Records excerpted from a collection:
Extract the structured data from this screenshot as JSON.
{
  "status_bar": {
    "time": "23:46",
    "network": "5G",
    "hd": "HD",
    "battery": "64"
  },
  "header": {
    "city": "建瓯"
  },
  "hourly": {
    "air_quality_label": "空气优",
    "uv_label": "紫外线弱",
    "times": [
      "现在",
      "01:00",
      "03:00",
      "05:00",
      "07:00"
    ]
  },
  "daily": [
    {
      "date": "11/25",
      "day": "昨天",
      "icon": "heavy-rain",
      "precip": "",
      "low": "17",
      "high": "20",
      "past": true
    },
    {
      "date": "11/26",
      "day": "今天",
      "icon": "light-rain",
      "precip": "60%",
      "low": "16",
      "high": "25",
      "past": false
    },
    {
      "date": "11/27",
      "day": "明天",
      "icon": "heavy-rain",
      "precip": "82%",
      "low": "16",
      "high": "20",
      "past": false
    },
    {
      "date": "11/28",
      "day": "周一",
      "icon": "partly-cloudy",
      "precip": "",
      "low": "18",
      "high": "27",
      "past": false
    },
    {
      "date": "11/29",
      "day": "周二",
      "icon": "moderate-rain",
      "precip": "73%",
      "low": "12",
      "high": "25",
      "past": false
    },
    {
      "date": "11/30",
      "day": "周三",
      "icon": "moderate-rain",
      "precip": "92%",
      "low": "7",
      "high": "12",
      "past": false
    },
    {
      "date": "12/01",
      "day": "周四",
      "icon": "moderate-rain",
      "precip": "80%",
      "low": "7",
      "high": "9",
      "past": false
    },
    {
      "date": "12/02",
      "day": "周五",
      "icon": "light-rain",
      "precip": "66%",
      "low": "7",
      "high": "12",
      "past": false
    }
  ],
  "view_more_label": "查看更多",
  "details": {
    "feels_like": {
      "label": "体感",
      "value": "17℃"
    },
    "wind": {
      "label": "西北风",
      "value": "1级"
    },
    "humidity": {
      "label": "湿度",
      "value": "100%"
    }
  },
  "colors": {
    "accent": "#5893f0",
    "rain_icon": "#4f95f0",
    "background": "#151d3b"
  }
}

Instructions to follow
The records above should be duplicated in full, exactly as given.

Solution to this exercise
Extract the structured data from this screenshot as JSON.
{
  "status_bar": {
    "time": "23:46",
    "network": "5G",
    "hd": "HD",
    "battery": "64"
  },
  "header": {
    "city": "建瓯"
  },
  "hourly": {
    "air_quality_label": "空气优",
    "uv_label": "紫外线弱",
    "times": [
      "现在",
      "01:00",
      "03:00",
      "05:00",
      "07:00"
    ]
  },
  "daily": [
    {
      "date": "11/25",
      "day": "昨天",
      "icon": "heavy-rain",
      "precip": "",
      "low": "17",
      "high": "20",
      "past": true
    },
    {
      "date": "11/26",
      "day": "今天",
      "icon": "light-rain",
      "precip": "60%",
      "low": "16",
      "high": "25",
      "past": false
    },
    {
      "date": "11/27",
      "day": "明天",
      "icon": "heavy-rain",
      "precip": "82%",
      "low": "16",
      "high": "20",
      "past": false
    },
    {
      "date": "11/28",
      "day": "周一",
      "icon": "partly-cloudy",
      "precip": "",
      "low": "18",
      "high": "27",
      "past": false
    },
    {
      "date": "11/29",
      "day": "周二",
      "icon": "moderate-rain",
      "precip": "73%",
      "low": "12",
      "high": "25",
      "past": false
    },
    {
      "date": "11/30",
      "day": "周三",
      "icon": "moderate-rain",
      "precip": "92%",
      "low": "7",
      "high": "12",
      "past": false
    },
    {
      "date": "12/01",
      "day": "周四",
      "icon": "moderate-rain",
      "precip": "80%",
      "low": "7",
      "high": "9",
      "past": false
    },
    {
      "date": "12/02",
      "day": "周五",
      "icon": "light-rain",
      "precip": "66%",
      "low": "7",
      "high": "12",
      "past": false
    }
  ],
  "view_more_label": "查看更多",
  "details": {
    "feels_like": {
      "label": "体感",
      "value": "17℃"
    },
    "wind": {
      "label": "西北风",
      "value": "1级"
    },
    "humidity": {
      "label": "湿度",
      "value": "100%"
    }
  },
  "colors": {
    "accent": "#5893f0",
    "rain_icon": "#4f95f0",
    "background": "#151d3b"
  }
}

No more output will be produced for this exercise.